Phantom Auto is a service provider that provides teleoperation solutions for autonomous cars. This type of technology prevents issues that cause a self-driving car to freeze up or get stuck. The idea behind this service is that a remote human operator can take over when the artificial intelligence system is unable to make a decision about what to do next. Phantom Auto delivers real-time operational assistance and communications.
Background and Experience of Phantom Auto’s Founders
Phantom Auto’s staff has experience in app design, artificial intelligence, and gaming. Shai Magzimof, the company’s CEO, has founded multiple successful tech companies. The firm’s co-founder is Elliot Katz, who has served as a legal advisor for governmental agencies, automakers, and technology companies.
Andrew Gryaznov, another co-founder, has experience in vehicle telemetry and time-critical network communications. Ohad Dvir, a fourth co-founder, has a background in the areas of vehicle systems engineering and robotics. All of this experience with navigating the regulation, programming, and engineering of self-driving car technology gives Phantom Auto a solid base for the development, testing, and implementation of time-critical teleoperation solutions.
Phantom Auto’s Remote-Controlled Driver Technology
The remote-controlled technology made by Phantom Auto is designed to bridge the technological gap of vehicle autonomy from 98 percent to 100 percent. The company’s real-time, remote-controlled human intervention solves that missing 2 percent of the puzzle for taking ride-sharing trips in an autonomous car. In many cases, that 2 percent is a difficult situation.
It could be a scenario that the artificial intelligence system has never encountered before and does not know how to make a decision about.

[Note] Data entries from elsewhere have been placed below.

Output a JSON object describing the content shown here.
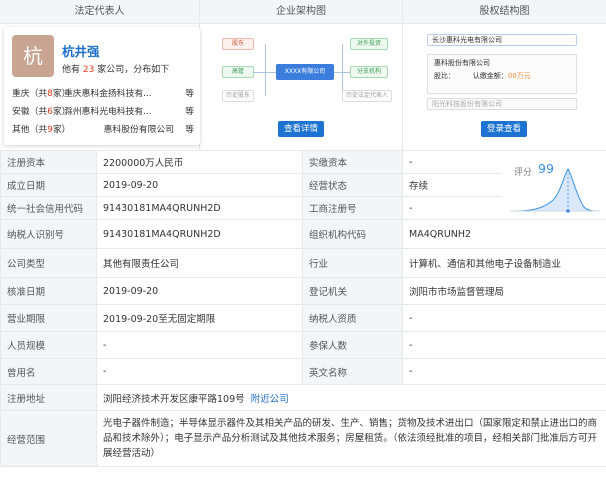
{
  "headers": {
    "legal_rep": "法定代表人",
    "org_chart": "企业架构图",
    "equity": "股权结构图"
  },
  "rep": {
    "avatar_char": "杭",
    "name": "杭井强",
    "sub_prefix": "他有",
    "sub_count": "23",
    "sub_suffix": "家公司，分布如下",
    "rows": [
      {
        "region": "重庆",
        "count": "8",
        "company": "重庆惠科金扬科技有...",
        "more": "等"
      },
      {
        "region": "安徽",
        "count": "6",
        "company": "滁州惠科光电科技有...",
        "more": "等"
      },
      {
        "region": "其他",
        "count": "9",
        "company": "惠科股份有限公司",
        "more": "等"
      }
    ]
  },
  "org": {
    "shareholder": "股东",
    "exec": "高管",
    "history_legal": "历史股东",
    "main": "XXXX有限公司",
    "investment": "对外投资",
    "branch": "分支机构",
    "history_rep": "历史法定代表人",
    "button": "查看详情"
  },
  "equity": {
    "company_top": "长沙惠科光电有限公司",
    "holder": "惠科股份有限公司",
    "ratio_label": "股比：",
    "amount_label": "认缴金额：",
    "amount": "00万元",
    "company_bottom": "阳光科技股份有限公司",
    "button": "登录查看"
  },
  "score": {
    "label": "评分",
    "value": "99"
  },
  "info": {
    "reg_capital_l": "注册资本",
    "reg_capital_v": "2200000万人民币",
    "paid_capital_l": "实缴资本",
    "paid_capital_v": "-",
    "est_date_l": "成立日期",
    "est_date_v": "2019-09-20",
    "status_l": "经营状态",
    "status_v": "存续",
    "credit_code_l": "统一社会信用代码",
    "credit_code_v": "91430181MA4QRUNH2D",
    "biz_reg_no_l": "工商注册号",
    "biz_reg_no_v": "-",
    "taxpayer_id_l": "纳税人识别号",
    "taxpayer_id_v": "91430181MA4QRUNH2D",
    "org_code_l": "组织机构代码",
    "org_code_v": "MA4QRUNH2",
    "company_type_l": "公司类型",
    "company_type_v": "其他有限责任公司",
    "industry_l": "行业",
    "industry_v": "计算机、通信和其他电子设备制造业",
    "approve_date_l": "核准日期",
    "approve_date_v": "2019-09-20",
    "reg_authority_l": "登记机关",
    "reg_authority_v": "浏阳市市场监督管理局",
    "biz_term_l": "营业期限",
    "biz_term_v": "2019-09-20至无固定期限",
    "taxpayer_qual_l": "纳税人资质",
    "taxpayer_qual_v": "-",
    "staff_l": "人员规模",
    "staff_v": "-",
    "insured_l": "参保人数",
    "insured_v": "-",
    "former_name_l": "曾用名",
    "former_name_v": "-",
    "en_name_l": "英文名称",
    "en_name_v": "-",
    "address_l": "注册地址",
    "address_v": "浏阳经济技术开发区康平路109号",
    "nearby": "附近公司",
    "scope_l": "经营范围",
    "scope_v": "光电子器件制造；半导体显示器件及其相关产品的研发、生产、销售；货物及技术进出口（国家限定和禁止进出口的商品和技术除外）；电子显示产品分析测试及其他技术服务；房屋租赁。（依法须经批准的项目，经相关部门批准后方可开展经营活动）"
  }
}
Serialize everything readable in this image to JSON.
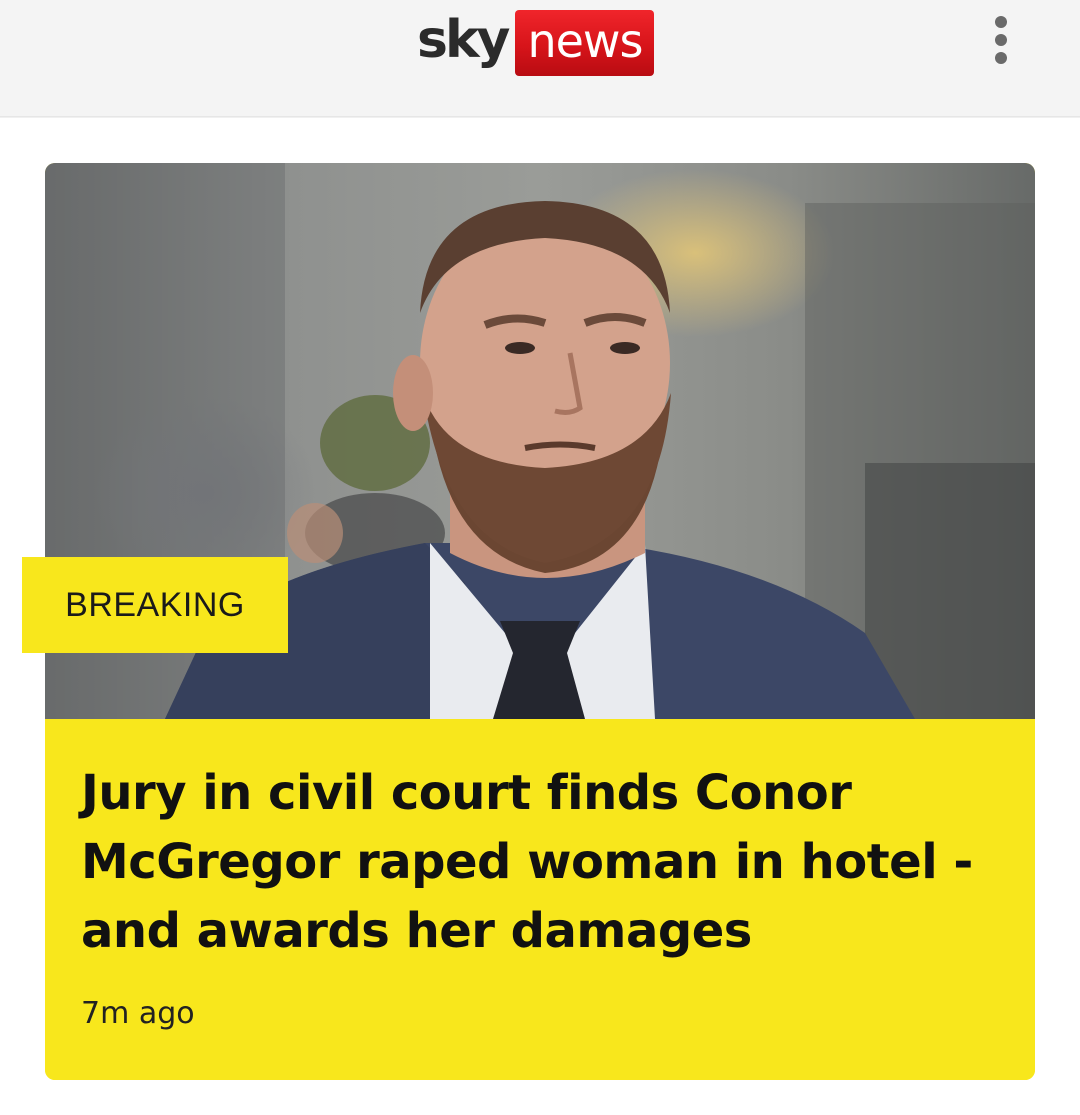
{
  "header": {
    "logo_sky": "sky",
    "logo_news": "news",
    "menu_icon": "more-vertical-icon"
  },
  "article": {
    "badge": "BREAKING",
    "headline": "Jury in civil court finds Conor McGregor raped woman in hotel - and awards her damages",
    "timestamp": "7m ago",
    "image_subject": "man-with-beard-in-suit-photo"
  },
  "colors": {
    "brand_red": "#d7141a",
    "breaking_yellow": "#f8e71c",
    "header_bg": "#f4f4f4",
    "text_dark": "#111111"
  }
}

Having an experienced human driver take over the decision-making on a temporary basis could get the vehicle over the hump of indecision, allowing it to get back on track once it has information that it knows how to analyze.
What the Remote-Operated Technology Does
During a test ride, the operator will sit at a station with five monitors that show the road conditions around the autonomous car. The Phantom Auto remote operator will also have a steering wheel, gas pedal, and brake pedal setup. Inside of the test vehicle, there is another monitor so that the passengers can see and hear the remote operator. This integrated communications system allows the remote operator to get more real-time information, which could be important to the decision-making process and the safety of the vehicle’s occupants.
The test car that Phantom Auto has used for its remote driver system is a Lincoln MKX. This car has electronically controlled brakes, steering, and transmission—all characteristics that facilitate the remote takeover process. The remote driver could potentially steer the autonomous car, slow it down, and accelerate it. As of April 2018, Phantom Auto’s technology is brand neutral, which means it’s designed to work with any make or model of self-driving car.
Testing of the Technology
Phantom Auto’s technology features low latency, or a delay, in data transmission. This is a key aspect of what allows a person to take over control from the artificial intelligence that operates the autopilot. According to Shai Magzimof, the technology allows for the bonding of information from different wireless networks. For example, it can combine the information from AT&T, Sprint, and Verizon’s systems.
This allows for improved connection times and speeds, which is key to getting the information from a self-driving car’s artificial intelligence system. Tests in Silicon Valley and Las Vegas have allowed Phantom Auto to improve its level of latency. In turn, this has created a smoother transition from the artificial intelligence to the remote human driver. Phantom Auto’s service is intended to be used for low-speed situations, primarily for the convenience of a self-driving car’s passengers.
Areas of Expertise
The last 2 percent of getting from here to there in an autonomous car often involves tricky situations on the road. Therefore, Phantom Auto has developed four areas of expertise for its remote human controllers of the self-driving cars. These areas of expertise include road construction, instructions from public safety officials, severe weather, and passenger support. For example, a self-driving car that has to navigate through an area where a police officer is directing traffic could have a tricky time understanding hand signals. The human takeover would allow for safe navigation in that situation.
Goals for the Future
Phantom Auto’s technology might also be useful for commercial autonomous vehicle needs, such as navigating a delivery truck for the last mile of its route. This could include backing up a truck into a loading or unloading bay. In these cases, the artificial intelligence systems could do nearly all of the driving, and a remote operator could finish up those last couple of steps to complete the route.